Seller concessions cannot exceed 4% of the property’s appraised value. However, the VA doesn’t consider standard loan closing costs or payment of points as seller concessions. Instead, the VA defines seller concessions as “anything of value added to the transaction by the builder or seller for which the buyer pays nothing additional and which the seller is not customarily expected or required to pay or provide.” Examples of seller concessions include payment of the buyer’s VA funding fee, prepayment of the buyer’s property taxes and insurance and payment of extra points to provide permanent interest rate buydowns.
- USDA loans
Funding fees for USDA loans typically equal 1% of the loan amount and are typically financed into the loan amount.
Seller contributions are limited to 6% of the sales price. The seller contribution limitation does not include closing costs or pre-paid items paid by the lender through premium pricing. Seller contributions cannot be used to pay an applicant’s personal debt.
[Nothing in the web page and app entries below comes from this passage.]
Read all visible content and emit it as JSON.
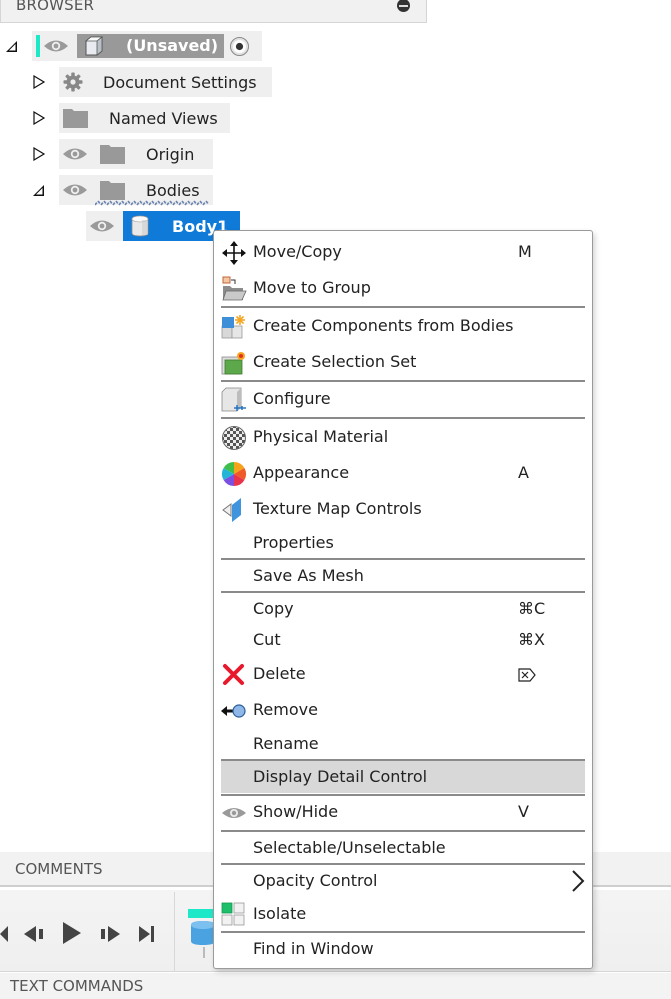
{
  "browser": {
    "title": "BROWSER",
    "tree": [
      {
        "label": "(Unsaved)",
        "expanded": true,
        "level": 0,
        "icon": "component-cube-icon",
        "visible": true,
        "active": true
      },
      {
        "label": "Document Settings",
        "expanded": false,
        "level": 1,
        "icon": "gear-icon"
      },
      {
        "label": "Named Views",
        "expanded": false,
        "level": 1,
        "icon": "folder-icon"
      },
      {
        "label": "Origin",
        "expanded": false,
        "level": 1,
        "icon": "folder-icon",
        "visible": true
      },
      {
        "label": "Bodies",
        "expanded": true,
        "level": 1,
        "icon": "folder-icon",
        "visible": true
      },
      {
        "label": "Body1",
        "level": 2,
        "icon": "body-cylinder-icon",
        "visible": true,
        "selected": true
      }
    ]
  },
  "context_menu": {
    "items": [
      {
        "label": "Move/Copy",
        "shortcut": "M",
        "icon": "move-arrows-icon"
      },
      {
        "label": "Move to Group",
        "shortcut": "",
        "icon": "move-to-group-icon"
      },
      {
        "label": "Create Components from Bodies",
        "shortcut": "",
        "icon": "create-components-icon"
      },
      {
        "label": "Create Selection Set",
        "shortcut": "",
        "icon": "selection-set-icon"
      },
      {
        "label": "Configure",
        "shortcut": "",
        "icon": "configure-icon"
      },
      {
        "label": "Physical Material",
        "shortcut": "",
        "icon": "physical-material-icon"
      },
      {
        "label": "Appearance",
        "shortcut": "A",
        "icon": "appearance-color-wheel-icon"
      },
      {
        "label": "Texture Map Controls",
        "shortcut": "",
        "icon": "texture-map-icon"
      },
      {
        "label": "Properties",
        "shortcut": "",
        "icon": ""
      },
      {
        "label": "Save As Mesh",
        "shortcut": "",
        "icon": ""
      },
      {
        "label": "Copy",
        "shortcut": "⌘C",
        "icon": ""
      },
      {
        "label": "Cut",
        "shortcut": "⌘X",
        "icon": ""
      },
      {
        "label": "Delete",
        "shortcut": "⌦",
        "icon": "delete-x-icon"
      },
      {
        "label": "Remove",
        "shortcut": "",
        "icon": "remove-icon"
      },
      {
        "label": "Rename",
        "shortcut": "",
        "icon": ""
      },
      {
        "label": "Display Detail Control",
        "shortcut": "",
        "icon": "",
        "highlighted": true
      },
      {
        "label": "Show/Hide",
        "shortcut": "V",
        "icon": "eye-icon"
      },
      {
        "label": "Selectable/Unselectable",
        "shortcut": "",
        "icon": ""
      },
      {
        "label": "Opacity Control",
        "shortcut": "",
        "icon": "",
        "submenu": true
      },
      {
        "label": "Isolate",
        "shortcut": "",
        "icon": "isolate-icon"
      },
      {
        "label": "Find in Window",
        "shortcut": "",
        "icon": ""
      }
    ]
  },
  "panels": {
    "comments_title": "COMMENTS",
    "text_commands_title": "TEXT COMMANDS"
  },
  "colors": {
    "selection": "#0f7ad8",
    "accent_teal": "#1de9c8",
    "highlight": "#d8d8d8"
  }
}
What determines who pays closing costs?
The purchase contract and regional government regulations will determine who pays closing costs on the home. You can also negotiate who pays. For example, a fixer-upper buyer might negotiate with the seller to pay a percentage of closing costs instead of making the repairs. In the negotiation process, the seller may ask for concessions in return.
Guild Mortgage cash-to-close calculator
If it’s your first time buying a home, you may need some help calculating a closing cost estimate. Closing costs will typically be in the range of 2-5% of the home value. When you are purchasing, that range can mean a difference of thousands of dollars.
An estimate upfront will give you more time to have the proper funds available. With the Guild cash-to-close calculator, you tell us about the home you’re interested in purchasing. Then, we’ll let you know approximately how much money you will need to close.